"So while the president was, as we could expect him to be, less than effusive when he announced the good news this morning, BP's successful containment is a major event that will likely help his presidency: his biggest shortcoming, in terms of public opinion, has just been capped."
I suspect Good is right here -- and we'll see.

"The deepest damage of the spill may be the loss of confidence in institutions, like the federal government and a multinational oil company that held itself up as a beacon of environmental sensitivity."
Sadly, there may be some truth to this pessimistic perspective.

"A sizable percentage of the Tea Party types were born into a segregated America, many of them in the South or in the new working-class suburbs of the North, and lived through the marches and riots that punctuated the cultural and political upheaval of the 1960s."
Our on-the-money pundit for today!

"Republican leaders tried to scare the public by claiming that the bill will hurt the economy. Boehner called it a “bad bill” and “ill-conceived.” The following day, he proposed a yearlong moratorium on new federal regulation, saying it would send “a wonderful signal to the private sector that they are going to have some breathing room.”  Republican leaders just don’t get it."
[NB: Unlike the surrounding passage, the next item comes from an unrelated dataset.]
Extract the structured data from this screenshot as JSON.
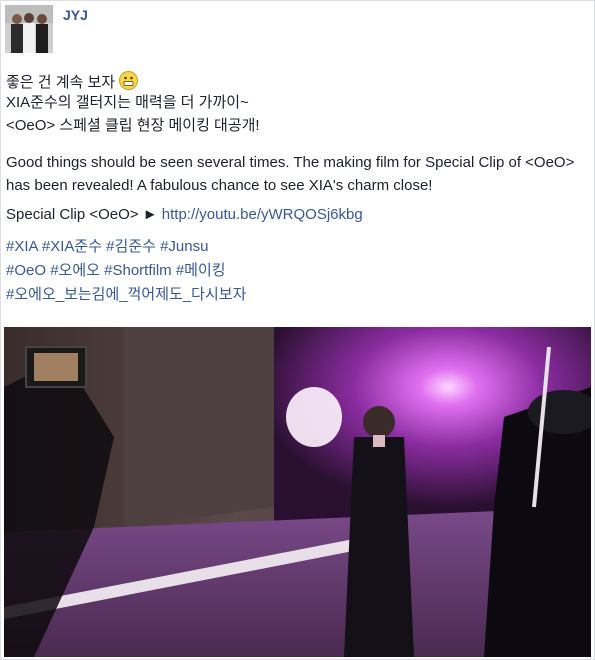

"As Hillary Clinton heads to Kabul for an international conference on security, a civil war has erupted in the Republican Party over Afghanistan."
Michael Hirsh discusses similar issues HERE at Newsweek
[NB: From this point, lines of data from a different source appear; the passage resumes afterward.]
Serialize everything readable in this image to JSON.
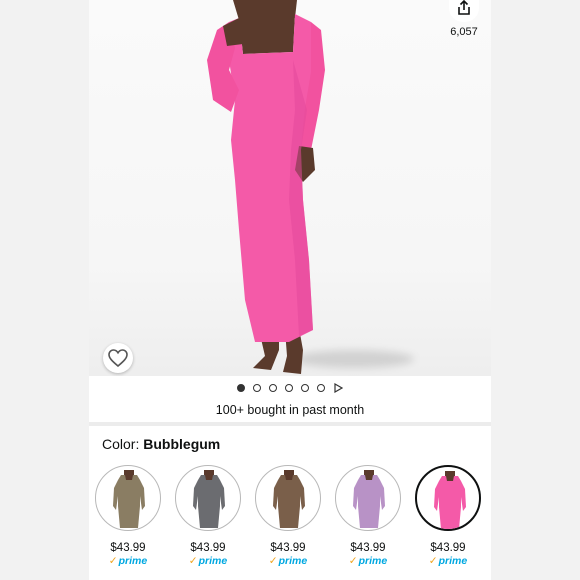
{
  "product": {
    "share_count": "6,057",
    "bought_text": "100+ bought in past month",
    "carousel": {
      "dot_count": 6,
      "active_index": 0
    }
  },
  "color": {
    "label": "Color:",
    "selected": "Bubblegum"
  },
  "variants": [
    {
      "price": "$43.99",
      "prime": "prime",
      "swatch_color": "#8a7d63"
    },
    {
      "price": "$43.99",
      "prime": "prime",
      "swatch_color": "#6b6c70"
    },
    {
      "price": "$43.99",
      "prime": "prime",
      "swatch_color": "#7a5f4a"
    },
    {
      "price": "$43.99",
      "prime": "prime",
      "swatch_color": "#b892c6"
    },
    {
      "price": "$43.99",
      "prime": "prime",
      "swatch_color": "#f45aa8",
      "selected": true
    }
  ],
  "colors": {
    "dress_main": "#f45aa8",
    "skin": "#5a3a2c",
    "prime_blue": "#00a8e1",
    "prime_check": "#f0a41e"
  },
  "icons": {
    "favorite": "heart-outline-icon",
    "share": "share-icon",
    "video": "play-icon"
  }
}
The Vatican's Woman Crisis (Michelle Goldberg) from the Daily Beast
"Rome's scrambling to undo damage from changes to church law that lumped ordination of women priests with child sex abuse. Michelle Goldberg on the church's other shameful legacy"

"As he faces a smashmouth Republican primary challenge in the shape of former congressman and radio talk show host J.D. Hayworth, McCain seems to be reliving his 2008 campaign experience – competing with a younger, more charismatic opponent whom he transparently does not like."
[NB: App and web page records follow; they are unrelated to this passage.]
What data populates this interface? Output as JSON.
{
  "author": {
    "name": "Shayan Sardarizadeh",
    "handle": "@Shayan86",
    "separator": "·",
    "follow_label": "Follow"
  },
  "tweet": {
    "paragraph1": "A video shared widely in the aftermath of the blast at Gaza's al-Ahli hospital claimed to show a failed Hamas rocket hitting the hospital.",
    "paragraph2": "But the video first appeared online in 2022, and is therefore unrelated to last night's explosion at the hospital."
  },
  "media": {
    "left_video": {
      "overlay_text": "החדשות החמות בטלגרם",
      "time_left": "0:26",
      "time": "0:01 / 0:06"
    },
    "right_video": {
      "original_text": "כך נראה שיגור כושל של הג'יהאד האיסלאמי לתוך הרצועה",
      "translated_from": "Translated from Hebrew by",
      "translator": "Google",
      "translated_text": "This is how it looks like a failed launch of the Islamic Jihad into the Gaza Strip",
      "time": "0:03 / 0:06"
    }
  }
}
Republican Voodoo Put Us on this Path (Froma Harrop) from RealClearPolitics
"While the country is on a bad path, Republican voodoo is what put us on it. Surely, many voters agree with me. That's why these predictions of a Democratic rout in November seem so overwrought. Sure, Democrats will lose seats -- but do the voters want a return to the crazy years?"

How Can Obama Rebound? from the New York Times
"So what does Mr. Obama need to do to shore up his base, woo back independent voters and win a second term? The Op-Ed editors asked political experts to suggest a few plans of attack."

"Whether it's because they feel liberated (or because, as some tea partiers have suggested, maybe they are liberals at heart), here's TPM's roundup of the Top Five Republicans who have spoken ill of the movement in recent weeks."

"Republican lawmakers see plenty of good in the tea party, but they also see reasons to worry. The movement, which has ignited passion among conservative voters and pushed big government to the forefront of the 2010 election debate, has also stirred quite a bit of controversy."

The Good News About Mel Gibson (Frank Rich) from the New York Times
Does anyone remember 2004? It seems a civilization ago. That less-than-vintage year was in retrospect the nadir of the American war over “values.”

White House Wanderers Tour Acadia from the Morning Sentinel [of Maine]
"Within 40 minutes of arriving on the island, even before making a stop at their hotel -- the Bar Harbor Regency on Route 3 -- the first family went bicycling for more than an hour around Witch Hole Pond in Acadia National Park."

Animals Trained to Have Amazing Skills (PHOTOS) from Huffington Post
"Animals can do some pretty neat things. We found that all across the globe amazing animals have been trained to aid society."

"Buffs gather from around the world to watch newly uncovered films by the likes of Orson Welles, Henri Cartier-Bresson and others."

"A New Zealand biotech company has developed technology that allows a paralyzed man to walk again."